January 29th, 2015 by John

Publish Osamu Tezuka's Alabaster

Digital Manga just launched its new Kickstarter campaign seeking 29K to translate & publish the two-volume Tezuka manga mini-series Alabaster. I have a tough time envisioning how licensing, translating, and publishing only two books can possibly cost $29,200. It’s significantly more than the Kickstarter amounts required to publish DMP’s previous two-volume Tezuka manga titles Ludwig B, Captain Ken, and Triton. Furthermore, I’m even more reluctant to contribute to such a substantial publication cost when the initial supporters actually pay 38% more than full SRP to acquire print copies of the two books, and then, after initial supporters have shouldered the entire cost of getting the books to market, DMP can proceed to collect profit from the ongoing sales of the books. Part of me wants to say, “Approach the publishing effort the way any traditional publisher would. Fund it yourself, and I’ll buy it when you release it.” Then again, likely the only way this manga is ever going to see official English language publication is if obsessive fans aggressively volunteer to pay more than cover price to get these two books printed.

I’ve contributed healthily to DMP’s Triton, Unico, Atomcat, and Captain Ken publishing drives.
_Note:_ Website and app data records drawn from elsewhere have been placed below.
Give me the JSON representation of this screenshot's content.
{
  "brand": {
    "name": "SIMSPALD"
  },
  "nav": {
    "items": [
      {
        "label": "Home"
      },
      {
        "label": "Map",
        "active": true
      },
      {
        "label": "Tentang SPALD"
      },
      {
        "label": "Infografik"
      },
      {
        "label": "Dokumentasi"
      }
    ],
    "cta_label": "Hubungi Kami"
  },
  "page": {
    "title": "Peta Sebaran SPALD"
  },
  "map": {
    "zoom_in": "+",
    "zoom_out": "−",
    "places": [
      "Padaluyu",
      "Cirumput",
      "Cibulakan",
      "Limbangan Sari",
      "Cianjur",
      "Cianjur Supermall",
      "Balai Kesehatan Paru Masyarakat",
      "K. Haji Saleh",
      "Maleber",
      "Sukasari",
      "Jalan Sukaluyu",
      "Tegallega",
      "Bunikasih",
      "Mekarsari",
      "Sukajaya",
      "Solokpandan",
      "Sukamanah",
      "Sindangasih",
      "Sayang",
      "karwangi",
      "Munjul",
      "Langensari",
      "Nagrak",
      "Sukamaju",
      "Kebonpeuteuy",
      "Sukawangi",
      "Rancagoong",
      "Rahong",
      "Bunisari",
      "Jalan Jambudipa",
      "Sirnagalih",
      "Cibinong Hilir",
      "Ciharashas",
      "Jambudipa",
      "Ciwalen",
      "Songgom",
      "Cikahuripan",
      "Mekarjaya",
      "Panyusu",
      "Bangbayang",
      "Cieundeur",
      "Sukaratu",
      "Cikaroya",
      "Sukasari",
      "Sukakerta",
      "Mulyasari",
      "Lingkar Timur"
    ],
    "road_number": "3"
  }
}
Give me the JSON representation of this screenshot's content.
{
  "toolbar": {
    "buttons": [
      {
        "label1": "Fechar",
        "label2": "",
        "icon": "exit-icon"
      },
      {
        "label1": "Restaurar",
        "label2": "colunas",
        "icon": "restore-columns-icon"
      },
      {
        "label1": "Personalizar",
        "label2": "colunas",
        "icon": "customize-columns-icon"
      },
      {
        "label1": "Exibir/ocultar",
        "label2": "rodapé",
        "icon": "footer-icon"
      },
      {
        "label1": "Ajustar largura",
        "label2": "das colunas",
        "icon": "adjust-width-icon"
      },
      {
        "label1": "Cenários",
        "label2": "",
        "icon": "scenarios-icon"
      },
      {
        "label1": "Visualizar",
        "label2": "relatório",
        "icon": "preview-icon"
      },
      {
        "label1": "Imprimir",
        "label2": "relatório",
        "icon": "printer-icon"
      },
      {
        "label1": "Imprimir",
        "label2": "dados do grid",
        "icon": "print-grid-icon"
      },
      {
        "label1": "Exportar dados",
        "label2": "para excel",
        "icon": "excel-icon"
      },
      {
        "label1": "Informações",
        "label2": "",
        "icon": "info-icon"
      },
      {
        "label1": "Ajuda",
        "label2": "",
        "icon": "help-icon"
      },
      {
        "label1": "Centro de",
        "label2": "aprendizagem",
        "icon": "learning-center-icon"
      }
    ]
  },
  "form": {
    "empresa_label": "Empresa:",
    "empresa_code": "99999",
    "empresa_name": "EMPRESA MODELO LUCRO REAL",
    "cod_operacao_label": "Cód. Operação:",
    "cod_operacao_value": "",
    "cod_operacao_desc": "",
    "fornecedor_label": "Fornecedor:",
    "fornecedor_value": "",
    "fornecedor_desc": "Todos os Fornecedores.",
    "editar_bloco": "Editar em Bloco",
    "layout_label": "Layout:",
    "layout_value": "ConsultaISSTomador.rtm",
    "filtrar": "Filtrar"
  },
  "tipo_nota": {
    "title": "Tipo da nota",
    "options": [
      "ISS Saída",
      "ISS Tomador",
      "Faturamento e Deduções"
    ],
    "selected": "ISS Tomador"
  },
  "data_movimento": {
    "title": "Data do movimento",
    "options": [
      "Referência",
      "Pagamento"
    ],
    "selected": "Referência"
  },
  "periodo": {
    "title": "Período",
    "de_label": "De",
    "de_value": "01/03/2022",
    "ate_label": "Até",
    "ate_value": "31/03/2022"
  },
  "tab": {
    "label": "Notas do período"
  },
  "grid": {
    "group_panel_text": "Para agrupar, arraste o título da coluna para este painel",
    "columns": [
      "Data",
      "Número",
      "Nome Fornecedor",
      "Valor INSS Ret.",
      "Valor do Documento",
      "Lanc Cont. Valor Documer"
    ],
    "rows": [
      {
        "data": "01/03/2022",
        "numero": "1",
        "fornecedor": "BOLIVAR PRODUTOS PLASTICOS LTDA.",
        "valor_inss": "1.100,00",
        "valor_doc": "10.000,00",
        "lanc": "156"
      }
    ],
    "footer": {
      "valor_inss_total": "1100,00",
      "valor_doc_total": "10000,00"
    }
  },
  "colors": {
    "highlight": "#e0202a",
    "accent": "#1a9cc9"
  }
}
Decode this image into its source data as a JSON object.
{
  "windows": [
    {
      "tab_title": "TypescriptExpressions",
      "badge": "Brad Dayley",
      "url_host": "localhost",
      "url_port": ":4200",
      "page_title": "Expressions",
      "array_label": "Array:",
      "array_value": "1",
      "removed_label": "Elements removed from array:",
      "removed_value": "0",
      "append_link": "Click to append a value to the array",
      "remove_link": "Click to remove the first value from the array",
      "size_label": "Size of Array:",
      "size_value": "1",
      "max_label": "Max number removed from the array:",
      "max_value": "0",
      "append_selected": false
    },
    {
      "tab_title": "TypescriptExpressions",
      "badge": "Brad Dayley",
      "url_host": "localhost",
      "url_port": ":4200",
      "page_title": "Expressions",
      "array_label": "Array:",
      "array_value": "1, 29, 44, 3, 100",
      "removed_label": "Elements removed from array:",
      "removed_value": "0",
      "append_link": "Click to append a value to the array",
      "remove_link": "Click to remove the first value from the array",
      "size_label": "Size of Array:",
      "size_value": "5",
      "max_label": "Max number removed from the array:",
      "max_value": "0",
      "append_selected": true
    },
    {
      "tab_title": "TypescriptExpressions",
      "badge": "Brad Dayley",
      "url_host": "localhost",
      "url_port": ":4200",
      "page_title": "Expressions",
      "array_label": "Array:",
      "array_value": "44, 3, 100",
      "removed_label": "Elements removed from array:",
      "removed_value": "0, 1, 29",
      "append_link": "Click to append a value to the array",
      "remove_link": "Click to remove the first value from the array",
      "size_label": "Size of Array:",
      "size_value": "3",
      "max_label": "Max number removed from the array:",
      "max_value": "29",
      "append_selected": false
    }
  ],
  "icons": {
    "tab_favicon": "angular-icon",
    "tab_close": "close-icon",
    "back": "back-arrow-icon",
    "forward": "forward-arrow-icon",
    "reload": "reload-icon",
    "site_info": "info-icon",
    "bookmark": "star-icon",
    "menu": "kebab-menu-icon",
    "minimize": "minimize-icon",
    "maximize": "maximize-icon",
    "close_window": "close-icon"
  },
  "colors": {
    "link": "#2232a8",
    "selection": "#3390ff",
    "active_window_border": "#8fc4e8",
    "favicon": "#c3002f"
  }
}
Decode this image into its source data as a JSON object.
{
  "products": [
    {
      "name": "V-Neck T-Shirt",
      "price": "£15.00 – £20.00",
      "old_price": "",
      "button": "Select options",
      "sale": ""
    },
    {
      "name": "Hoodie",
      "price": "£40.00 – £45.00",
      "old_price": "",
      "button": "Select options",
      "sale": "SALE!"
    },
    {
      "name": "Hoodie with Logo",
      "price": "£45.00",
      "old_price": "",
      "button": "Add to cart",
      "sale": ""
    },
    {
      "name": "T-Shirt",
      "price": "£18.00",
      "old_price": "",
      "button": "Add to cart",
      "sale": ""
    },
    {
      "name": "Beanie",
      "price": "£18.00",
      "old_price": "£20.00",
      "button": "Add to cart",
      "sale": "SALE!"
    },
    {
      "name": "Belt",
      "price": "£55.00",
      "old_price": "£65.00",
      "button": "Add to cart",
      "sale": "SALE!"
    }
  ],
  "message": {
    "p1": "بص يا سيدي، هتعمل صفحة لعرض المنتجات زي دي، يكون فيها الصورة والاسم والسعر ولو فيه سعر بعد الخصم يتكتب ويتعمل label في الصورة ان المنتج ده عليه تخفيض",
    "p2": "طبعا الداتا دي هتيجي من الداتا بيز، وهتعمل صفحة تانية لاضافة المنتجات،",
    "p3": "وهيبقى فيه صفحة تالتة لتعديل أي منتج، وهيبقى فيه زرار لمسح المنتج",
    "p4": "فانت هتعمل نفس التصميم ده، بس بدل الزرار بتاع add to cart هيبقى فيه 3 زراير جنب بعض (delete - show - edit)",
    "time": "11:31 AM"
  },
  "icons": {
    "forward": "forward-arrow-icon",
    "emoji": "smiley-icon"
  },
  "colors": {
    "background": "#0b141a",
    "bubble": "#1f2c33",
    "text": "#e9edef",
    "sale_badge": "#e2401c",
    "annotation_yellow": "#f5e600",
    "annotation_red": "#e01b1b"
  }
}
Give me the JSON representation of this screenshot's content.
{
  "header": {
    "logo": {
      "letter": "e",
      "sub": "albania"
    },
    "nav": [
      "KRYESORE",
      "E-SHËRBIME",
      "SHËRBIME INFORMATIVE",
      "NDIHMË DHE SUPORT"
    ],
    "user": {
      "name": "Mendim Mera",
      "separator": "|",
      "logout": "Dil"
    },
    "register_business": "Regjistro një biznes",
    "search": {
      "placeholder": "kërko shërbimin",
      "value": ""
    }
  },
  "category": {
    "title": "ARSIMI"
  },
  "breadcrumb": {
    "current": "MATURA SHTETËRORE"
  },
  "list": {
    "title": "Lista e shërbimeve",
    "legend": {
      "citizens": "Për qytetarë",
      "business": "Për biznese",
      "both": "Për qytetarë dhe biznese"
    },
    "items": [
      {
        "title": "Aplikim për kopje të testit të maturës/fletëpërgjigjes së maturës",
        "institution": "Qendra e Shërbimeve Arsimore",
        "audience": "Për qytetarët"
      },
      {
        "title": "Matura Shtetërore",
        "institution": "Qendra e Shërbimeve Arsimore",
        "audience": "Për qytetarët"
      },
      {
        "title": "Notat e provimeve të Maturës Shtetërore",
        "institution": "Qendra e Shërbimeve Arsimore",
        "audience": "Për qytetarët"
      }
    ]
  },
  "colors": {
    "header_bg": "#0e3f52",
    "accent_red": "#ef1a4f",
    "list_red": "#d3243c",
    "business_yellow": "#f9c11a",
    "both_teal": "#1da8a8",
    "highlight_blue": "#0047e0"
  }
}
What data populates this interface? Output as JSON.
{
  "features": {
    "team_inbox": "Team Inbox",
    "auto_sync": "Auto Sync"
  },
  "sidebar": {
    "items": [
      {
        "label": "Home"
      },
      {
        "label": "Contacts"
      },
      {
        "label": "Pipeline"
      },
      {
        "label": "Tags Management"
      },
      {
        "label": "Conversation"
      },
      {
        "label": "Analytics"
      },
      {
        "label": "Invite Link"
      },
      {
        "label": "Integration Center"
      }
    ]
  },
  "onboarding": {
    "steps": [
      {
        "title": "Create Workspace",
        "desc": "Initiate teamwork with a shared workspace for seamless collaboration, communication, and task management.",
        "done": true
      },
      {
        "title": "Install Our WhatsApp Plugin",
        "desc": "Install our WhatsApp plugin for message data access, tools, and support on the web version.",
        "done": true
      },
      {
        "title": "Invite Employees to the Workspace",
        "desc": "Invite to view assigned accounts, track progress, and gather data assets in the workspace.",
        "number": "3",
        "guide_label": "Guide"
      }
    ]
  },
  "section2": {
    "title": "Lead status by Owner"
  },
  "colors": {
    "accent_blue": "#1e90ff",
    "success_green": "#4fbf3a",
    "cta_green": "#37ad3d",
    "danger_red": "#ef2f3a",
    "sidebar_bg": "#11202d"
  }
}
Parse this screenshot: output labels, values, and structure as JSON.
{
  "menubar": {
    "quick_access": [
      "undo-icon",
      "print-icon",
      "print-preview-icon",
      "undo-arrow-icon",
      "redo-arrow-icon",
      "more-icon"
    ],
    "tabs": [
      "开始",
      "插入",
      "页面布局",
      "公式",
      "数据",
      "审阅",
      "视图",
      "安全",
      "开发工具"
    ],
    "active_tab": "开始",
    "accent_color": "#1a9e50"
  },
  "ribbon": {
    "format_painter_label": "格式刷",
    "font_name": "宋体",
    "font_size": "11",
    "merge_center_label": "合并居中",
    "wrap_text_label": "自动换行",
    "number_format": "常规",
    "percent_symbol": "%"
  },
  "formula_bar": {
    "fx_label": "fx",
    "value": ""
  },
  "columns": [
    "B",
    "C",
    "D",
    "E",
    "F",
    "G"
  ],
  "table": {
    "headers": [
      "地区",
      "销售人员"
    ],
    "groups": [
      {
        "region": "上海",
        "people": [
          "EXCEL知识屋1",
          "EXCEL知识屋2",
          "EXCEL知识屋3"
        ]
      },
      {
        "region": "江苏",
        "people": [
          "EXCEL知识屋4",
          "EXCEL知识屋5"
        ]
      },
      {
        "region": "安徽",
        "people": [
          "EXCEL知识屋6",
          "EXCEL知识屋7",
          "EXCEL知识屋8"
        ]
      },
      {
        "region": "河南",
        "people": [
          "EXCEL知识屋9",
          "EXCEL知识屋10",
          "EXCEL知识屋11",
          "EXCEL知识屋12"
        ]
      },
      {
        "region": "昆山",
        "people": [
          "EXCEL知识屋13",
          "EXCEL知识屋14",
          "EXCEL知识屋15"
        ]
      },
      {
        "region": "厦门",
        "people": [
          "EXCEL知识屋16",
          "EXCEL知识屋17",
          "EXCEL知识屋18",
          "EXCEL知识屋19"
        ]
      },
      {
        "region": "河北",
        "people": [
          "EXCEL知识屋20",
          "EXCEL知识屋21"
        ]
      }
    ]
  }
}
Since Alabaster is a title that I’m actually interested in, I may decide to allow my enthusiasm to overrule my rational skepticism and contribute toward this project too.